**Your goal**
Search the data for the word "schedule" and copy every line where it occurs.

Records for the exercise Start Marker

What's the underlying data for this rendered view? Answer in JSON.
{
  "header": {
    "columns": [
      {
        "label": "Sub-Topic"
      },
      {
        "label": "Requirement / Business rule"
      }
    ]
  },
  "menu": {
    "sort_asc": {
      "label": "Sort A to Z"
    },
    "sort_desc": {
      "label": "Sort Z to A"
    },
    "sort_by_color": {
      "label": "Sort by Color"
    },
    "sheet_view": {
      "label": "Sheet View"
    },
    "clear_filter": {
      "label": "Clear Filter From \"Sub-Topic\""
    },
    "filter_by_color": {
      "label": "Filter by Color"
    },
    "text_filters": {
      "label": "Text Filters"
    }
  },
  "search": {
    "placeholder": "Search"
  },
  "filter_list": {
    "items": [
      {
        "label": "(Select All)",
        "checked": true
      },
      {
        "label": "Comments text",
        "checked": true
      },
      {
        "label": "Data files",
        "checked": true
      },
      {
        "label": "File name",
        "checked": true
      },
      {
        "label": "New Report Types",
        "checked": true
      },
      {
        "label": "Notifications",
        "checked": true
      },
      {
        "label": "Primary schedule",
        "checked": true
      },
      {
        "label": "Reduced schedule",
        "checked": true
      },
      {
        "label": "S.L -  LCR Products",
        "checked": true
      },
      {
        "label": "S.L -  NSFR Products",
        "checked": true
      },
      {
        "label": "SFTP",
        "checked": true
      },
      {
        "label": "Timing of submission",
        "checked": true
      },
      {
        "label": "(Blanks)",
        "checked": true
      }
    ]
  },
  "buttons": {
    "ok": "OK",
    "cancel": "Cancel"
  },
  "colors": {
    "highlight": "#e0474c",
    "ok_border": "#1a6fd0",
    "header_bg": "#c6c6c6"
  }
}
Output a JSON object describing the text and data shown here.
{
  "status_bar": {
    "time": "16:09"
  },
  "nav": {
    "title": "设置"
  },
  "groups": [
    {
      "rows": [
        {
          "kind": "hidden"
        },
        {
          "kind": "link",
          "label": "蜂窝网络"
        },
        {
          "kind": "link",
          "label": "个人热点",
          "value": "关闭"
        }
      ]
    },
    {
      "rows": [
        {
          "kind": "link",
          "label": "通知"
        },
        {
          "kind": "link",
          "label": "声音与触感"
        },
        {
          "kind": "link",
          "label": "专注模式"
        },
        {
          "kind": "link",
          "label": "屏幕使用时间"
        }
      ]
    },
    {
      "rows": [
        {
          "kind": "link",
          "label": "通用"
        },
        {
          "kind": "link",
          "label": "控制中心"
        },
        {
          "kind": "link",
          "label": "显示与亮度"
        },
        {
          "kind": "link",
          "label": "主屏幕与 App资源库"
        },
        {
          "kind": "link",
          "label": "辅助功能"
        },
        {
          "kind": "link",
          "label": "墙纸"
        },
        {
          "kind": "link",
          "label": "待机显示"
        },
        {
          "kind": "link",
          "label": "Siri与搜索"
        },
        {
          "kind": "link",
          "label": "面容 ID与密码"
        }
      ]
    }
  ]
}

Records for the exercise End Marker

**Answer to this task**
        "label": "Primary schedule",
        "label": "Reduced schedule",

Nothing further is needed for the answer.